Know your surroundings. Scan the environment. Or in this case, use common sense.
3. Attaching a hashtag your campaign can help it go viral – but what happens when your hashtag and your creative clash? HASHTAG HORRORS. Take it from handbag company Vera Bradley, who attempted to empower women with their #itsgoodtobeagirl campaign. Attempted being the operative word here. All of their creative focused on outdated, traditional views of women, and not the strong, independent women we so often celebrate and align ourselves with in 2019. We have more going on than complimenting each other on our totes, Vera.

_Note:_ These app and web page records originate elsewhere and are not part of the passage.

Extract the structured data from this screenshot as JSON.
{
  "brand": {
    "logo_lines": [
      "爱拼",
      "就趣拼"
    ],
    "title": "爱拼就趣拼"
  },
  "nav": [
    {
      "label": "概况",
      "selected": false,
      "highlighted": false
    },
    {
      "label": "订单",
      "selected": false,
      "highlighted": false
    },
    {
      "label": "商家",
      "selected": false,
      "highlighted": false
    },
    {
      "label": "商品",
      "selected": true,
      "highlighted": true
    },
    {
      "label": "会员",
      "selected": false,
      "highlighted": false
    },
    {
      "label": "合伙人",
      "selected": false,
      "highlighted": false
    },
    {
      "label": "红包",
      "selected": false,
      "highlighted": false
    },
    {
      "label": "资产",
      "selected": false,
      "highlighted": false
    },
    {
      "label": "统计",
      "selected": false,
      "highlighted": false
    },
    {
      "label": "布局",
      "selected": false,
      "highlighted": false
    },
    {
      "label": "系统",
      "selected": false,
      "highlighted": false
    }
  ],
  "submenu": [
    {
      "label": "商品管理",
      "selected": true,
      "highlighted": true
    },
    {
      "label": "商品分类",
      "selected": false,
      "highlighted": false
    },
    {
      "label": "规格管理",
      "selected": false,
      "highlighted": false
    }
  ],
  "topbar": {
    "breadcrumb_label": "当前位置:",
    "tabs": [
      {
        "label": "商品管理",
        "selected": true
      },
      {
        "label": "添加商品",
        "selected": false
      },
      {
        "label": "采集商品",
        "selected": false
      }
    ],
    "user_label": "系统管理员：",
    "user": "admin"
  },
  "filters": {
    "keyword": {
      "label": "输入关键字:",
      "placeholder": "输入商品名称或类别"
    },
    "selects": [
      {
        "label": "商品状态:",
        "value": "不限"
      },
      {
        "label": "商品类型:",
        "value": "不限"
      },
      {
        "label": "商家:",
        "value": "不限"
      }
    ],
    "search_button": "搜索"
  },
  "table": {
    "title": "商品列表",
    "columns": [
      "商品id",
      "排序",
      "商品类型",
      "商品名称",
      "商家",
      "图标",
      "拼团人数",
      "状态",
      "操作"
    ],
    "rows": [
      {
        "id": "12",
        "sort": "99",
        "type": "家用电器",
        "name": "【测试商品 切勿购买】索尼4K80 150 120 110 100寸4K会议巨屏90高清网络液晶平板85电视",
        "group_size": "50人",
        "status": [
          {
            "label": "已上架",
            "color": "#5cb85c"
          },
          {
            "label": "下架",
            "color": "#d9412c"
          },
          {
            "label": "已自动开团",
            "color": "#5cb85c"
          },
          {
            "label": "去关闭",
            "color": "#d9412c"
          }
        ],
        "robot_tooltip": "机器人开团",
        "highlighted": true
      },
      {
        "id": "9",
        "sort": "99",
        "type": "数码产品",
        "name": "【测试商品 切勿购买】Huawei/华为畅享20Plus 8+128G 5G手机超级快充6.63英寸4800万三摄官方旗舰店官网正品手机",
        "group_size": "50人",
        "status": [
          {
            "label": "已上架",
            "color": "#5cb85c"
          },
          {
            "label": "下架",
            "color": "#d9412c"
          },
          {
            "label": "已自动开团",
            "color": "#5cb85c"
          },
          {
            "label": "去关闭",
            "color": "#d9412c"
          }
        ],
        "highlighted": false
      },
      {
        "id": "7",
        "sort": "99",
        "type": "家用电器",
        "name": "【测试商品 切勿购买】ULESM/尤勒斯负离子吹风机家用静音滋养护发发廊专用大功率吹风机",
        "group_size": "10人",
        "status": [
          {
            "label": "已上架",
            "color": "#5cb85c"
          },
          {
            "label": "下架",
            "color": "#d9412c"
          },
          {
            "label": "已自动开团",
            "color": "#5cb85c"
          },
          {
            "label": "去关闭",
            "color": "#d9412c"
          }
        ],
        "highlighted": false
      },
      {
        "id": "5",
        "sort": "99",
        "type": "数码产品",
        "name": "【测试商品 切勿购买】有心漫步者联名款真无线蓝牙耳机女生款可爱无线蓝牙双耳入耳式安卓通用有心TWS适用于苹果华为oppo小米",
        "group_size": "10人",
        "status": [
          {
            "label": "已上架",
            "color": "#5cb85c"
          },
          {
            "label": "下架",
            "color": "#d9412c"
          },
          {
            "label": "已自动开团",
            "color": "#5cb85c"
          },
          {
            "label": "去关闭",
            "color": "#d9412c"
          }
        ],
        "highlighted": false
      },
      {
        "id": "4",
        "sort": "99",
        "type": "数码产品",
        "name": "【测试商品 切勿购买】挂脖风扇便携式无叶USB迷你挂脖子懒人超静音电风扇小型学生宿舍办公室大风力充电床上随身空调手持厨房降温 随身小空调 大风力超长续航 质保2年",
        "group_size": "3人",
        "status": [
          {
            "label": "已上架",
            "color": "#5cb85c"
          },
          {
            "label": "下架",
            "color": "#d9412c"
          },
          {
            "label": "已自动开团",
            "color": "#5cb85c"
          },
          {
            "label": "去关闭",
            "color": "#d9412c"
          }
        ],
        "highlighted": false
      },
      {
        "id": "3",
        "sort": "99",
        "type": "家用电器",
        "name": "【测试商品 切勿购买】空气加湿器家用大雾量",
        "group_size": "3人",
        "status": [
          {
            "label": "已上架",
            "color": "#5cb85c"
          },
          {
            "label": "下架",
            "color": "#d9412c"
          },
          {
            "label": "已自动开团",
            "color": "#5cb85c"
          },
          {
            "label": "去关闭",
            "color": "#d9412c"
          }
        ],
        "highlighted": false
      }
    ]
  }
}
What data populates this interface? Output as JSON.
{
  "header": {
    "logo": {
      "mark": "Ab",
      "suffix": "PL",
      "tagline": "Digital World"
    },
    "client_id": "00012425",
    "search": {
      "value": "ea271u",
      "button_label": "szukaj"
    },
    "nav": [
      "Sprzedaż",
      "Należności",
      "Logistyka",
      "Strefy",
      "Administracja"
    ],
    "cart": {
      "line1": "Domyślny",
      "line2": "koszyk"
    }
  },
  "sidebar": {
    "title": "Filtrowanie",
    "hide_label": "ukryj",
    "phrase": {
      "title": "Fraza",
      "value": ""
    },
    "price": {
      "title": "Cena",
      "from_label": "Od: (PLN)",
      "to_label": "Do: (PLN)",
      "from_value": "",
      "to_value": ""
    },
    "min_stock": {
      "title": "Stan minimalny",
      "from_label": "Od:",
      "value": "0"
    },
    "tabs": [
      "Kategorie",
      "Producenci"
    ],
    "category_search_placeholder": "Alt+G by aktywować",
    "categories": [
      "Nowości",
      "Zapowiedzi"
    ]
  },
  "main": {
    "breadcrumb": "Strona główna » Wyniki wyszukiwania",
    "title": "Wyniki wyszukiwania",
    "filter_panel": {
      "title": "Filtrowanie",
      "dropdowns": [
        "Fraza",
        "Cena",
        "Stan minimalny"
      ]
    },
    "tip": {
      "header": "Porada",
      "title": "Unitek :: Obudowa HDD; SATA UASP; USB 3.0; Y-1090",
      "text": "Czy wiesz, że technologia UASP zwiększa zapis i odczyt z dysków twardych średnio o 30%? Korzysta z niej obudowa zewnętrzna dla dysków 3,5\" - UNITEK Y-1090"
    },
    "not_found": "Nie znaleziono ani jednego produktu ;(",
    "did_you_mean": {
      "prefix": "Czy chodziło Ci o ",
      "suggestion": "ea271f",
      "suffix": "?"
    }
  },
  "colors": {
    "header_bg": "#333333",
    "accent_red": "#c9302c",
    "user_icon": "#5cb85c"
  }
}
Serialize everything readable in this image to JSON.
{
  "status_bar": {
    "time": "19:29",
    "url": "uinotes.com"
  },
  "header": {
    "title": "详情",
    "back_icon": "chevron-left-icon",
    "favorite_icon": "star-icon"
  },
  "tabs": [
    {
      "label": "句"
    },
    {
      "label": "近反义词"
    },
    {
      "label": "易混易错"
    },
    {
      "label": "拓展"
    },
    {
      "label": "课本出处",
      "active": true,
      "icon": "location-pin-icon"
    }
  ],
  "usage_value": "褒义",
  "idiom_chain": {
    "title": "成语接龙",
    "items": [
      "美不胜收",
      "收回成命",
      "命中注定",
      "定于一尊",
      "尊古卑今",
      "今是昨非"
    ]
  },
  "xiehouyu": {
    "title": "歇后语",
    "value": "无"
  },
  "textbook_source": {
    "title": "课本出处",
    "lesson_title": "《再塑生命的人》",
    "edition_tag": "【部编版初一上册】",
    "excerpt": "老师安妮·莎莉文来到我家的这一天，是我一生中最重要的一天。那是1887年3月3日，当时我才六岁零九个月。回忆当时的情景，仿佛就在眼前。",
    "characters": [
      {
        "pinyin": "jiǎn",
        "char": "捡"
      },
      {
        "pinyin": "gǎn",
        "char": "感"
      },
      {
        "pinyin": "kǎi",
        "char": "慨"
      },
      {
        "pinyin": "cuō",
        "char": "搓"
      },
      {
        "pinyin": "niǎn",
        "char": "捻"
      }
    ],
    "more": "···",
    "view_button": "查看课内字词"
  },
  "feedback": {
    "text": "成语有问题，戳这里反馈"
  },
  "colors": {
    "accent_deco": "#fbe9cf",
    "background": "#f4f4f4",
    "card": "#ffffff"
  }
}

PRO tip: know your audience. If you don’t know them, well you’re really missing a fundamental part of communicating with your customers, but that’s a chat for another day.
4. The two-way communication aspect of social media allows companies to remain transparent, quickly respond to positive or negative feedback, and get an understanding of what their audience wants (what could go wrong?!). American bank JPMorgan knows exactly what could go wrong. Months after causing a national housing crisis in the United States (huge deal. You should be under a rock at this point JP), JPMorgan Vice-Chairman Jimmy Lee encouraged users to ask him questions using #AskJPM. Given their very recent legal issues, it probably wasn’t the best time (it definitely wasn’t the best time). The hashtag was spread widely, which normally would be a good thing, however Jimmy Lee was not prepared to answer questions about ethics, illegal corporate practices, and poor business strategies.
Timing is crucial. Know when it’s not the right time.
5. Even the biggest corporations can’t always navigate the absolute jungle that is that is social media, including McDonald’s. Beyond the fact that their locally sourced ads featuring farmers from whom they get their ingredients has been made into a million memes (“It ain’t much, but it’s honest work”), they completely missed the mark with their original campaign hashtag. In an effort to promote the quality of their products, McDonald’s created the hashtag #MeetTheFarmers, where they showcased their suppliers. It was going really well for the first while, until they changed the hashtag to #McDStories, in turn changing the narrative of the campaign entirely.The company was inundated with Tweets about food poisoning, fingernails in burgers, and projectile vomit. No thanks.
Consider all outcomes. Always consider all outcomes.
Hashtags don’t have to be scary. Do your research, know your audience, and be prepared for trolls – they’re everywhere.